This is an easy one. Before partnering with any remediation service, a general contractor must ensure that the subcontractor has the appropriate levels of insurance and liability coverage. This protects both the general contractor and the remediation company in the event of accidents or unforeseen circumstances.  

But don’t just ask if they have insurance; confirm what types of insurance they have, and what each covers. Different scenarios require different types of insurance. Without them the GC may be held liable.  

5. References and Testimonials 

Many companies claim to have experience with the abatement of asbestos and other hazardous materials, but it is another thing to have those claims validated. Most remediation companies should have a large list of references who will stand behind their previous work and give you an honest testimonial about the capabilities, safety approach, timeliness, and general knowledge of a partner.  

6. Customer Service and Communication 

Good communication and customer service is not always a given. Ensure your remediation partner excels at both, as they are critical components of a successful completion of a project. Find a partner who answers the phone right away (and doesn’t send you to a lengthy automated phone tree). They should be responsive to both simple and complex questions. They should value communication and provide regular updates. 

Projects seldom go exactly as expected and problems often arise that need immediate troubleshooting. Any abatement company should be ready to jump in and help find a solution with great customer service. 

7. Environmental Responsibility 

Find a hazardous materials remediation subcontractor whose company culture prioritizes environmental responsibility and sustainability. The company should ensure their practices are sustainable and environmentally conscious and make every effort to incorporate that into all their actions. Cleaning up the world is a difficult mission so find a partner who believes in the future. 

Why Choosing the Right Remediation Specialist is Important 

Although asbestos is fireproof, and heat and chemical resistant, and was even considered a “miracle” product in the early 1900s, it is now known as one of the most dangerous construction substances. In response, the EPA has established several asbestos laws and regulations. 

The EPA has similar laws and regulations pertaining to lead. Notably, the EPA requires that any renovation, repair or painting projects that could potentially disturb lead-based paint in buildings including homes, childcare facilities and preschools built before 1978 be performed by lead-safe certified contractors, like us. 

Like asbestos and lead, all hazardous materials are now governed by strict regulations.
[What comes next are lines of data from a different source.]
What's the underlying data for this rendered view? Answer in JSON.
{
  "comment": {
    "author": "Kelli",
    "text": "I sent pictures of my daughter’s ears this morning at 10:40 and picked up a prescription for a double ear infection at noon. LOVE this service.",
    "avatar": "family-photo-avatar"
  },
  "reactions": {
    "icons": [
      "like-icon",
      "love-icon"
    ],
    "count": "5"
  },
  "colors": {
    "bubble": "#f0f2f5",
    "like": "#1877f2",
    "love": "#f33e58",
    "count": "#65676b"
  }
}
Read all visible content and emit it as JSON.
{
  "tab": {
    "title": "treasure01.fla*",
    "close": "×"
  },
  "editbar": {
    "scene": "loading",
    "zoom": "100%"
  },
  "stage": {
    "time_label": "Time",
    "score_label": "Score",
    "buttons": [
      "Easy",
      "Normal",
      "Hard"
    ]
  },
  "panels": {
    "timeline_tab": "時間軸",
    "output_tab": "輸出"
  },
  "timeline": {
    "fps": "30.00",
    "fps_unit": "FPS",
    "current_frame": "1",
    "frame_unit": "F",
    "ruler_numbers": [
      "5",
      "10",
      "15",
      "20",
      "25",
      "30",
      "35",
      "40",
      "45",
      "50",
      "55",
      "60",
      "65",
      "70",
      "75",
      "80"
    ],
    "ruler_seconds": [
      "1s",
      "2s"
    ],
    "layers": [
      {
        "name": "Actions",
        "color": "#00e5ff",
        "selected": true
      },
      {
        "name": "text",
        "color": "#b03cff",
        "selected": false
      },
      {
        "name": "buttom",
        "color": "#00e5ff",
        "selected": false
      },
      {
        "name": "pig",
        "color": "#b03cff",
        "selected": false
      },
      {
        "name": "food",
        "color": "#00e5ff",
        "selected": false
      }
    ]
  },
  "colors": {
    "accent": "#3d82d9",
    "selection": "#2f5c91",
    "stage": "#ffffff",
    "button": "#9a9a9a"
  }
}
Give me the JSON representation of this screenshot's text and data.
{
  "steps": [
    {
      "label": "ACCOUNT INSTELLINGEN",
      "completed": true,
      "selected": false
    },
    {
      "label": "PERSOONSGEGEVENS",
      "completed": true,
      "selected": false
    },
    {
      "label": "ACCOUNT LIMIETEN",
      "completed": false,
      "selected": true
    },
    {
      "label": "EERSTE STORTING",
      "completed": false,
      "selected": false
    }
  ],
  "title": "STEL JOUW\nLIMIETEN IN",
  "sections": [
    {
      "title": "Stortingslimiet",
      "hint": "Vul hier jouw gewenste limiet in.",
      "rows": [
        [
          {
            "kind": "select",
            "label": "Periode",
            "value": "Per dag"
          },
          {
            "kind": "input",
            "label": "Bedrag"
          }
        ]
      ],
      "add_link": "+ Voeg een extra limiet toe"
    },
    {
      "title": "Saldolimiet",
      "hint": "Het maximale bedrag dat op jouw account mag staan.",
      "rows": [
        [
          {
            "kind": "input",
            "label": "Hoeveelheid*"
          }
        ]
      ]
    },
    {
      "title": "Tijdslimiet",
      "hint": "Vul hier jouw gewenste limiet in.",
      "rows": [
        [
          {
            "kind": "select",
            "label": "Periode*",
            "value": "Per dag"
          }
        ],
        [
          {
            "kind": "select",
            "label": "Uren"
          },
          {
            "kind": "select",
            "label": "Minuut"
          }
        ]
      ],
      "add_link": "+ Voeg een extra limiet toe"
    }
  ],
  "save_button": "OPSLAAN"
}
These warnings exist to ensure hazardous materials are managed with care. That is why it is so important to choose the right hazardous waste remediation specialist for your project. 

To learn more about the process, visit our hazardous waste remediation page.